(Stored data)
┄┄┄┄┄┄┄┄┄┄┄┄┄┄┄┄┄┄┄┄
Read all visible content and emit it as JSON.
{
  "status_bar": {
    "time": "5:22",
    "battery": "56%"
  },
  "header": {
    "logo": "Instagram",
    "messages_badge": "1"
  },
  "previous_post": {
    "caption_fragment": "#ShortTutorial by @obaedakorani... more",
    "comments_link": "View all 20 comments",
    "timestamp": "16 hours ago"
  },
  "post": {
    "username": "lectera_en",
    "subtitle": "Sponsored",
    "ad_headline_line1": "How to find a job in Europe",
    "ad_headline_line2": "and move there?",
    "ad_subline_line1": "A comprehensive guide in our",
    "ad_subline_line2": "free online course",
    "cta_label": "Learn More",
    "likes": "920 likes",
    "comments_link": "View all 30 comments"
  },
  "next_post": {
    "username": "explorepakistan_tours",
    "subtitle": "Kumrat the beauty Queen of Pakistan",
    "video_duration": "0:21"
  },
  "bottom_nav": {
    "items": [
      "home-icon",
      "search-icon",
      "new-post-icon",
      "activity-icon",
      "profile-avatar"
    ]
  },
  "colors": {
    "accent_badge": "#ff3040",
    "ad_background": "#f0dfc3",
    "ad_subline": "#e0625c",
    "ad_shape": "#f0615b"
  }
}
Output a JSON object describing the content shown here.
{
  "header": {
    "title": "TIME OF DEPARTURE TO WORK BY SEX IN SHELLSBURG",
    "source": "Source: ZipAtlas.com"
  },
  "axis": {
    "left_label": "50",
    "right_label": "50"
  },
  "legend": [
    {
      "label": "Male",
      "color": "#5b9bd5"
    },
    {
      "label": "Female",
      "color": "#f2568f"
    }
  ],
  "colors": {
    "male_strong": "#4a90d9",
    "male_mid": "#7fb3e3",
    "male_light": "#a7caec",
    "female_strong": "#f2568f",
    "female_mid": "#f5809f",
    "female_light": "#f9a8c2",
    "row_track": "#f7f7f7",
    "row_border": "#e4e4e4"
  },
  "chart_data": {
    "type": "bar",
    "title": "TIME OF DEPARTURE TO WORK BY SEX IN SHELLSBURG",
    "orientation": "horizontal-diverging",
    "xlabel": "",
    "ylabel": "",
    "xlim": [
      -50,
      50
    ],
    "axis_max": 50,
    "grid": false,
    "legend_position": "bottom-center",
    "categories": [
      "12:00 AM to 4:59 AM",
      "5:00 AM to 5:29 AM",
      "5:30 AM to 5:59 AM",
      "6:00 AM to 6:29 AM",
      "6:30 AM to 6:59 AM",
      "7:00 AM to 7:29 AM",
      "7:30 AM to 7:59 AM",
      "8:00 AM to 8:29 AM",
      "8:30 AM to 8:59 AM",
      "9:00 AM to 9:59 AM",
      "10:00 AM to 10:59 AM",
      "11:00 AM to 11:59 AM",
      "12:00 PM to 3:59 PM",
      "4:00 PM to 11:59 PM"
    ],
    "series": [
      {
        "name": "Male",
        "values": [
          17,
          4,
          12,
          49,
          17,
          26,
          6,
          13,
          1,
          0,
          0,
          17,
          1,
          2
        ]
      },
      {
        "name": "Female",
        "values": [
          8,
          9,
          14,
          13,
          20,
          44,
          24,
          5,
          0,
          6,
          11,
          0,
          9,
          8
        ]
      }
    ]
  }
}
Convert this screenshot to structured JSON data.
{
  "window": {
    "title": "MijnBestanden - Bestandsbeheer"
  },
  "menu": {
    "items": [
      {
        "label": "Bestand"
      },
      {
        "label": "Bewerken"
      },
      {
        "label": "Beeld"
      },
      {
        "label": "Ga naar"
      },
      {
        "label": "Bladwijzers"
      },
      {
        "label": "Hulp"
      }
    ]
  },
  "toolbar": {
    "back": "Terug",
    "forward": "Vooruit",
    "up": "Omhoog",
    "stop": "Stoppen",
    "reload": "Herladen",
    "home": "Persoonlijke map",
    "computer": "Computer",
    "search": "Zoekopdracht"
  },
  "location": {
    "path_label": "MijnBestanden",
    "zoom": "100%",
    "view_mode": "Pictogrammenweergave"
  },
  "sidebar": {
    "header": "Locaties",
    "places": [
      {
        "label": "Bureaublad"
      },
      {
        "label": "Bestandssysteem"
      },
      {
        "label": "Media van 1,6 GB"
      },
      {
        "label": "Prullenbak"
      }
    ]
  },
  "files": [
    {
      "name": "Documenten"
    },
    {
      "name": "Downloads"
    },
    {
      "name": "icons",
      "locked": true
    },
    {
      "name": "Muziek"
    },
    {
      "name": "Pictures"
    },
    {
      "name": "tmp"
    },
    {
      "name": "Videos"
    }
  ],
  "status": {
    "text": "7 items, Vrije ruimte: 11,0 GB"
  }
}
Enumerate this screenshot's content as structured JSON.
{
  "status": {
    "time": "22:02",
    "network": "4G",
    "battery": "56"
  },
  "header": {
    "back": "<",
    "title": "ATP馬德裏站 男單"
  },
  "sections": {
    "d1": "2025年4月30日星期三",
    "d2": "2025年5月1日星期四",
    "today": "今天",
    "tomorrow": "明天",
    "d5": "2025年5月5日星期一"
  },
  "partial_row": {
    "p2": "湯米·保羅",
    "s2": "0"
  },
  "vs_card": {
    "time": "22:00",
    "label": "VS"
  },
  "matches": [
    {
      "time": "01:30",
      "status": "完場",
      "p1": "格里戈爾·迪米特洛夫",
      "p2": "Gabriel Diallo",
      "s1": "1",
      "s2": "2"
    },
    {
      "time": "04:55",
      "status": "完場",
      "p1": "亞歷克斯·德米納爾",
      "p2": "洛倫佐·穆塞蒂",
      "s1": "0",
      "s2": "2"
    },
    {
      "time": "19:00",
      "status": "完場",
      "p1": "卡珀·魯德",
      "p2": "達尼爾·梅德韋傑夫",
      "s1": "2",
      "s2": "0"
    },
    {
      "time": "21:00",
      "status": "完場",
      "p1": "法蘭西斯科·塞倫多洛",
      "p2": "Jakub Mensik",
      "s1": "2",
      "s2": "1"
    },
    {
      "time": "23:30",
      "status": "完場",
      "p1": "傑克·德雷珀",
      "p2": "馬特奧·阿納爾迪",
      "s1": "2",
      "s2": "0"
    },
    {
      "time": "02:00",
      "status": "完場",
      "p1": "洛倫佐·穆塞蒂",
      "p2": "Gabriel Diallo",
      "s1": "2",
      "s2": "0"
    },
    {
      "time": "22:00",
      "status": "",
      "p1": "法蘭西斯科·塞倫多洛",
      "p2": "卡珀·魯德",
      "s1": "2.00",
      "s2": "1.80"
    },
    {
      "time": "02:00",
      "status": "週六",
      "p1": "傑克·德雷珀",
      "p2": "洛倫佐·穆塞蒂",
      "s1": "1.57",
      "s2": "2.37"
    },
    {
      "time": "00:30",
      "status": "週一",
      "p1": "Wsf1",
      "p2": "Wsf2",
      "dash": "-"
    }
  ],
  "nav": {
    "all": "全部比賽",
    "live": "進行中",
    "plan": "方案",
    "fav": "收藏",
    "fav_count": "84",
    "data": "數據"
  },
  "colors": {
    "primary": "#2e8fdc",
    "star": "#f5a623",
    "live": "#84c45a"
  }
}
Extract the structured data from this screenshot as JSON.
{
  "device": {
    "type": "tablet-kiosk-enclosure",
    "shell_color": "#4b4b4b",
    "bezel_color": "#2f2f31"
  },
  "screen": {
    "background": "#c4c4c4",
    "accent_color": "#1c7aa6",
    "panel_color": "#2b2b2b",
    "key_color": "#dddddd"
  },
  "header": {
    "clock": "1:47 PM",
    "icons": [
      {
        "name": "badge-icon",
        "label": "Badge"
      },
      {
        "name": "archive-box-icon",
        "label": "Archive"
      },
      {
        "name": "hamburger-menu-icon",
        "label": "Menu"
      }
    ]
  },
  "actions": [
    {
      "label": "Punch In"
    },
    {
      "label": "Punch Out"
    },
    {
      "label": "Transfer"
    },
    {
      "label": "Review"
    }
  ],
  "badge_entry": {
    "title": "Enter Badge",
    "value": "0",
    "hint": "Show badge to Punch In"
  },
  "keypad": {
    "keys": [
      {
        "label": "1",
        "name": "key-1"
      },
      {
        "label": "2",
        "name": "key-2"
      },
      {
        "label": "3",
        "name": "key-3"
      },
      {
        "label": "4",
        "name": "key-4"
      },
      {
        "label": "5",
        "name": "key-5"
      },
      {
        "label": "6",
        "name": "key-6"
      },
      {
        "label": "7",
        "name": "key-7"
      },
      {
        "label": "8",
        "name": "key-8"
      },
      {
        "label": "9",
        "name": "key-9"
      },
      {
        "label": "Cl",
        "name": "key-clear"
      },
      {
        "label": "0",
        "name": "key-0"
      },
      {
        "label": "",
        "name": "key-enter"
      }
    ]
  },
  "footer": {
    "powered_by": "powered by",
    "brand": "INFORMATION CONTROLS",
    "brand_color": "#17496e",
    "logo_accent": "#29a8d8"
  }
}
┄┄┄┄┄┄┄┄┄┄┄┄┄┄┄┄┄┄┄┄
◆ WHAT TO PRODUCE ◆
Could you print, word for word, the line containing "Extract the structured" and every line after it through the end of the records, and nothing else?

◆ SOLUTION TO THIS EXERCISE ◆
Extract the structured data from this screenshot as JSON.
{
  "device": {
    "type": "tablet-kiosk-enclosure",
    "shell_color": "#4b4b4b",
    "bezel_color": "#2f2f31"
  },
  "screen": {
    "background": "#c4c4c4",
    "accent_color": "#1c7aa6",
    "panel_color": "#2b2b2b",
    "key_color": "#dddddd"
  },
  "header": {
    "clock": "1:47 PM",
    "icons": [
      {
        "name": "badge-icon",
        "label": "Badge"
      },
      {
        "name": "archive-box-icon",
        "label": "Archive"
      },
      {
        "name": "hamburger-menu-icon",
        "label": "Menu"
      }
    ]
  },
  "actions": [
    {
      "label": "Punch In"
    },
    {
      "label": "Punch Out"
    },
    {
      "label": "Transfer"
    },
    {
      "label": "Review"
    }
  ],
  "badge_entry": {
    "title": "Enter Badge",
    "value": "0",
    "hint": "Show badge to Punch In"
  },
  "keypad": {
    "keys": [
      {
        "label": "1",
        "name": "key-1"
      },
      {
        "label": "2",
        "name": "key-2"
      },
      {
        "label": "3",
        "name": "key-3"
      },
      {
        "label": "4",
        "name": "key-4"
      },
      {
        "label": "5",
        "name": "key-5"
      },
      {
        "label": "6",
        "name": "key-6"
      },
      {
        "label": "7",
        "name": "key-7"
      },
      {
        "label": "8",
        "name": "key-8"
      },
      {
        "label": "9",
        "name": "key-9"
      },
      {
        "label": "Cl",
        "name": "key-clear"
      },
      {
        "label": "0",
        "name": "key-0"
      },
      {
        "label": "",
        "name": "key-enter"
      }
    ]
  },
  "footer": {
    "powered_by": "powered by",
    "brand": "INFORMATION CONTROLS",
    "brand_color": "#17496e",
    "logo_accent": "#29a8d8"
  }
}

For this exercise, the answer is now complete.